### Problem description
All of the data, word for word and free of pictures, is the expected result.
(Data supplied)
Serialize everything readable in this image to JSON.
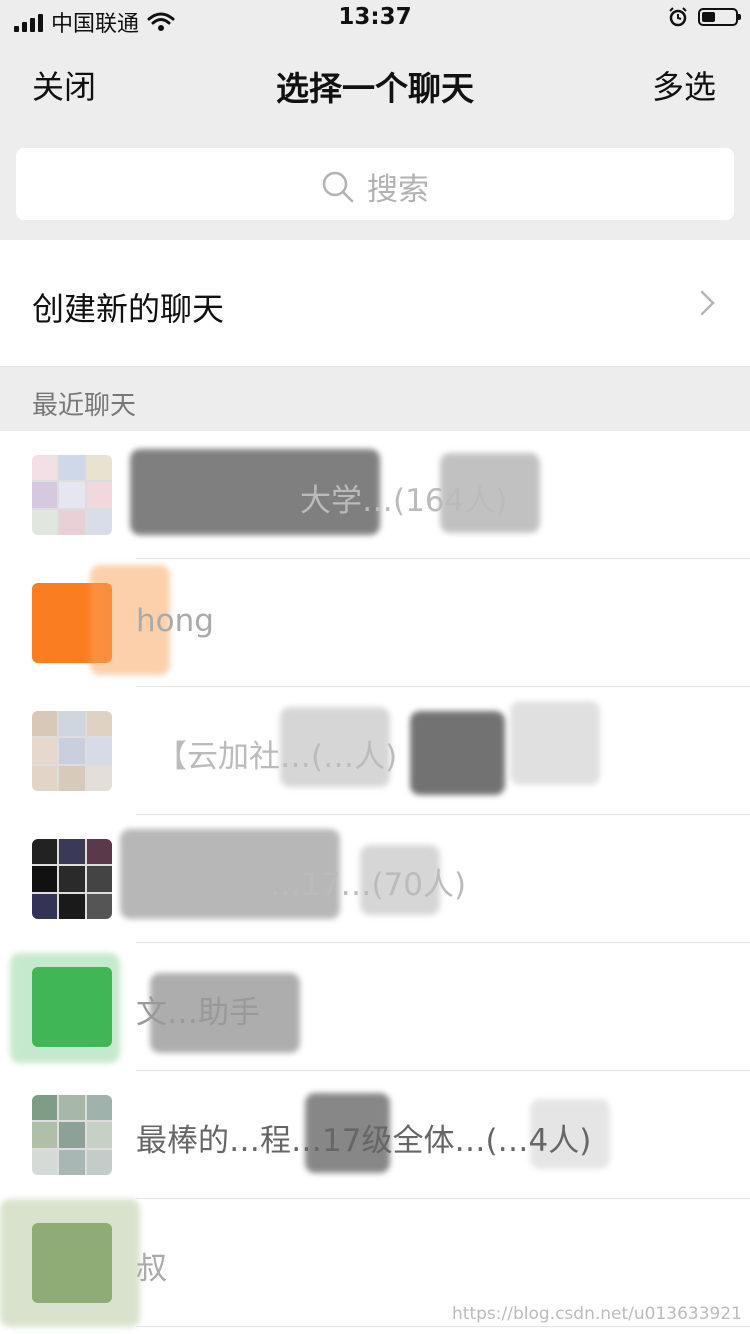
{
  "status_bar": {
    "carrier": "中国联通",
    "time": "13:37",
    "battery_level": 0.4
  },
  "nav": {
    "close": "关闭",
    "title": "选择一个聊天",
    "multi_select": "多选"
  },
  "search": {
    "placeholder": "搜索"
  },
  "create_new_chat": "创建新的聊天",
  "recent_header": "最近聊天",
  "chats": [
    {
      "name": "大学…(164人)",
      "avatar_color": "#e9dede"
    },
    {
      "name": "hong",
      "avatar_color": "#fa7d20"
    },
    {
      "name": "【云加社…(…人)",
      "avatar_color": "#d9c4b0"
    },
    {
      "name": "…17…(70人)",
      "avatar_color": "#2b2b3a"
    },
    {
      "name": "文…助手",
      "avatar_color": "#31b04a"
    },
    {
      "name": "最棒的…程…17级全体…(…4人)",
      "avatar_color": "#8aa69a"
    },
    {
      "name": "叔",
      "avatar_color": "#7a9a62"
    }
  ],
  "watermark": "https://blog.csdn.net/u013633921"
}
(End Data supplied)
### Task answer
Serialize everything readable in this image to JSON.
{
  "status_bar": {
    "carrier": "中国联通",
    "time": "13:37",
    "battery_level": 0.4
  },
  "nav": {
    "close": "关闭",
    "title": "选择一个聊天",
    "multi_select": "多选"
  },
  "search": {
    "placeholder": "搜索"
  },
  "create_new_chat": "创建新的聊天",
  "recent_header": "最近聊天",
  "chats": [
    {
      "name": "大学…(164人)",
      "avatar_color": "#e9dede"
    },
    {
      "name": "hong",
      "avatar_color": "#fa7d20"
    },
    {
      "name": "【云加社…(…人)",
      "avatar_color": "#d9c4b0"
    },
    {
      "name": "…17…(70人)",
      "avatar_color": "#2b2b3a"
    },
    {
      "name": "文…助手",
      "avatar_color": "#31b04a"
    },
    {
      "name": "最棒的…程…17级全体…(…4人)",
      "avatar_color": "#8aa69a"
    },
    {
      "name": "叔",
      "avatar_color": "#7a9a62"
    }
  ],
  "watermark": "https://blog.csdn.net/u013633921"
}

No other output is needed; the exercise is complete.